A British passenger said he and the teenager were working on a transmission for the UK truck. The passenger told investigators that he never heard Davis ask the teen to show his hand.
Davis, who is white, was fired by Lonoc County Sheriff John Staley for not turning on his body camera until after the shooting in July. Staley said there is no footage from the shooting, only the aftermath.
As soon as Phillips announced the allegation, several members of Britain’s family and friends shouted, “Thank you Jesus.” Phillips said a bond hearing for Davis would take place on Monday.
The teen’s uncle Jesse Brittain said he was happy to see some of the charges leveled against Davis, although he would have preferred a more serious charge.
“It’s something,” he told reporters after the announcement. “We’re going to take it and see what else (Phillips) has to say and hope it lasts. He’s no longer an officer and he can’t kill any more kids.
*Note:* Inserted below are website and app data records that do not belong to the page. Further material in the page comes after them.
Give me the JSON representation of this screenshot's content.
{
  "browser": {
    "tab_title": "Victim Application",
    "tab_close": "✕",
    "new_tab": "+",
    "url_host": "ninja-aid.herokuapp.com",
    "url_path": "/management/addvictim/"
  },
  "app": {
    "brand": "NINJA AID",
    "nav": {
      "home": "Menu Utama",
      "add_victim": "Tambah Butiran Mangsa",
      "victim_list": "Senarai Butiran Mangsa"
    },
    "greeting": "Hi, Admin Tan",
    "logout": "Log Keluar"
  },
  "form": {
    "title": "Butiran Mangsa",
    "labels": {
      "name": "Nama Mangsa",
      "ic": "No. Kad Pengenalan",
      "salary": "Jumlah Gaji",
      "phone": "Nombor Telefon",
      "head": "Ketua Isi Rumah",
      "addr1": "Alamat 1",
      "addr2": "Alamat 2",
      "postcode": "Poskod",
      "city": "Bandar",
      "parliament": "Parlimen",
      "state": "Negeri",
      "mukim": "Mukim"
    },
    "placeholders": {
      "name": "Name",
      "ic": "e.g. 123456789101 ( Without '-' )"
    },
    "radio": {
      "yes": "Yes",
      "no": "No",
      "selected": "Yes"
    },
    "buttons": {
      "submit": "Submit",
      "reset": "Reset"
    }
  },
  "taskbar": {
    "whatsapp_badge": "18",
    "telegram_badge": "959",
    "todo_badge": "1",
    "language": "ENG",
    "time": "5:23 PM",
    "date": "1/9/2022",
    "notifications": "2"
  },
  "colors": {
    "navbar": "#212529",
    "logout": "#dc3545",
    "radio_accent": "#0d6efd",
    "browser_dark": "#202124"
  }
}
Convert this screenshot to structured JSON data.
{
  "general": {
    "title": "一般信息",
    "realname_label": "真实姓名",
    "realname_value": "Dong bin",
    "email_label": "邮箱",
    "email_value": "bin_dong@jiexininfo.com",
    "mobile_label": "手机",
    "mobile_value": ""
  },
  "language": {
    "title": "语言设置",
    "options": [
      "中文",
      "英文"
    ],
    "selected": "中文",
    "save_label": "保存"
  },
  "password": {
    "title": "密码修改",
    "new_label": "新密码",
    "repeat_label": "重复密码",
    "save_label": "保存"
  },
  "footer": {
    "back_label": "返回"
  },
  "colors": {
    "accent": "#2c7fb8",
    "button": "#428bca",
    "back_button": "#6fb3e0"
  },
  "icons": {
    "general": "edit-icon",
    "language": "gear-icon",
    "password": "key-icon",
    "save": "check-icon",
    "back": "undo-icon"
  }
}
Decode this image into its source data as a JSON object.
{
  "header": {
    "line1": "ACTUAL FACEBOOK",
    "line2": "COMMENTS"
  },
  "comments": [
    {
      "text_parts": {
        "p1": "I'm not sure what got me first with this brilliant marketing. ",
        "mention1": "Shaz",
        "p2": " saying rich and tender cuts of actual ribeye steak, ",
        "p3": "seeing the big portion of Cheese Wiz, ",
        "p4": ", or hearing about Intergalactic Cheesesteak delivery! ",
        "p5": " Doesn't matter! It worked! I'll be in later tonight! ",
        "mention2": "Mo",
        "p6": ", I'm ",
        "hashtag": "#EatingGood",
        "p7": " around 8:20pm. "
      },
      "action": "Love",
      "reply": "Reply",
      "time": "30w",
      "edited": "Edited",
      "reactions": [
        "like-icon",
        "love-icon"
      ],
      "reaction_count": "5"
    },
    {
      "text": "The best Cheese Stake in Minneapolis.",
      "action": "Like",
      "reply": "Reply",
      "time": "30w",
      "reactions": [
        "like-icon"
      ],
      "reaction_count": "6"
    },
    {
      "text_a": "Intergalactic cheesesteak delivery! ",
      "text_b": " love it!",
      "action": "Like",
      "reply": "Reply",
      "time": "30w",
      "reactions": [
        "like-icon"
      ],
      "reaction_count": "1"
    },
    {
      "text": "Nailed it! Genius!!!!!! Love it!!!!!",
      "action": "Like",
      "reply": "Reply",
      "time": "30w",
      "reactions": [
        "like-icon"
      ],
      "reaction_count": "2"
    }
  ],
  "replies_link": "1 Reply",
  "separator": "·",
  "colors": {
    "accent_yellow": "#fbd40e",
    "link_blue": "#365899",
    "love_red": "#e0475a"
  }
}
The Rev. Al Sharpton and two lawyers representing George Floyd praised Britain. He said the teen’s death highlighted the need for interracial support for efforts to reform police practices. Britain’s family and friends have regularly demonstrated outside the Lonoch County Sheriff’s Office, demanding more information about the shooting.
Floyd died in May of last year after a white Minneapolis police officer used his knee to press the handcuffed black man’s neck to the ground. His death sparked nationwide protests over policing and racial inequality.